*Data*.
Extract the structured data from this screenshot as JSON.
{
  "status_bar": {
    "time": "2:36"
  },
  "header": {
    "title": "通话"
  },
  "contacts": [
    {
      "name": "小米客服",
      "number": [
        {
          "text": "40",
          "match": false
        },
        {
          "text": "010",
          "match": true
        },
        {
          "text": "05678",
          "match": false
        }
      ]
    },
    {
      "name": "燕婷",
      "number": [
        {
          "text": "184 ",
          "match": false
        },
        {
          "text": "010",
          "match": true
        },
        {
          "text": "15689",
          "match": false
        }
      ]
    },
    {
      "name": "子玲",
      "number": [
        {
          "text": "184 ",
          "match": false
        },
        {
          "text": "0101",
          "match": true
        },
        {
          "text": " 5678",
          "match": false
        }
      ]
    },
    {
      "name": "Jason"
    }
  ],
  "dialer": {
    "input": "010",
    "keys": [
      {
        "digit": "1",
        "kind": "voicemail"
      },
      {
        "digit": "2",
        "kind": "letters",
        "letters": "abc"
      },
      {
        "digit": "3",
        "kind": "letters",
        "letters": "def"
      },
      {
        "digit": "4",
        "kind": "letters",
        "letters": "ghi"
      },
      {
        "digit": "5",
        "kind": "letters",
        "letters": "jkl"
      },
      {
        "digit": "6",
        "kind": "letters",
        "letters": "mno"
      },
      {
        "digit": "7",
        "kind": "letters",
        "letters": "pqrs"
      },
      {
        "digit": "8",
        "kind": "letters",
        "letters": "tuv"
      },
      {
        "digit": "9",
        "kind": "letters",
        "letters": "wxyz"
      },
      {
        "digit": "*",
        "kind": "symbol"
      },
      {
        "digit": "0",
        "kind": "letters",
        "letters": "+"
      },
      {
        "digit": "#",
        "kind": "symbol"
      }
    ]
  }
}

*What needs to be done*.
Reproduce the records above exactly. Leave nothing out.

*Solution to this task*.
Extract the structured data from this screenshot as JSON.
{
  "status_bar": {
    "time": "2:36"
  },
  "header": {
    "title": "通话"
  },
  "contacts": [
    {
      "name": "小米客服",
      "number": [
        {
          "text": "40",
          "match": false
        },
        {
          "text": "010",
          "match": true
        },
        {
          "text": "05678",
          "match": false
        }
      ]
    },
    {
      "name": "燕婷",
      "number": [
        {
          "text": "184 ",
          "match": false
        },
        {
          "text": "010",
          "match": true
        },
        {
          "text": "15689",
          "match": false
        }
      ]
    },
    {
      "name": "子玲",
      "number": [
        {
          "text": "184 ",
          "match": false
        },
        {
          "text": "0101",
          "match": true
        },
        {
          "text": " 5678",
          "match": false
        }
      ]
    },
    {
      "name": "Jason"
    }
  ],
  "dialer": {
    "input": "010",
    "keys": [
      {
        "digit": "1",
        "kind": "voicemail"
      },
      {
        "digit": "2",
        "kind": "letters",
        "letters": "abc"
      },
      {
        "digit": "3",
        "kind": "letters",
        "letters": "def"
      },
      {
        "digit": "4",
        "kind": "letters",
        "letters": "ghi"
      },
      {
        "digit": "5",
        "kind": "letters",
        "letters": "jkl"
      },
      {
        "digit": "6",
        "kind": "letters",
        "letters": "mno"
      },
      {
        "digit": "7",
        "kind": "letters",
        "letters": "pqrs"
      },
      {
        "digit": "8",
        "kind": "letters",
        "letters": "tuv"
      },
      {
        "digit": "9",
        "kind": "letters",
        "letters": "wxyz"
      },
      {
        "digit": "*",
        "kind": "symbol"
      },
      {
        "digit": "0",
        "kind": "letters",
        "letters": "+"
      },
      {
        "digit": "#",
        "kind": "symbol"
      }
    ]
  }
}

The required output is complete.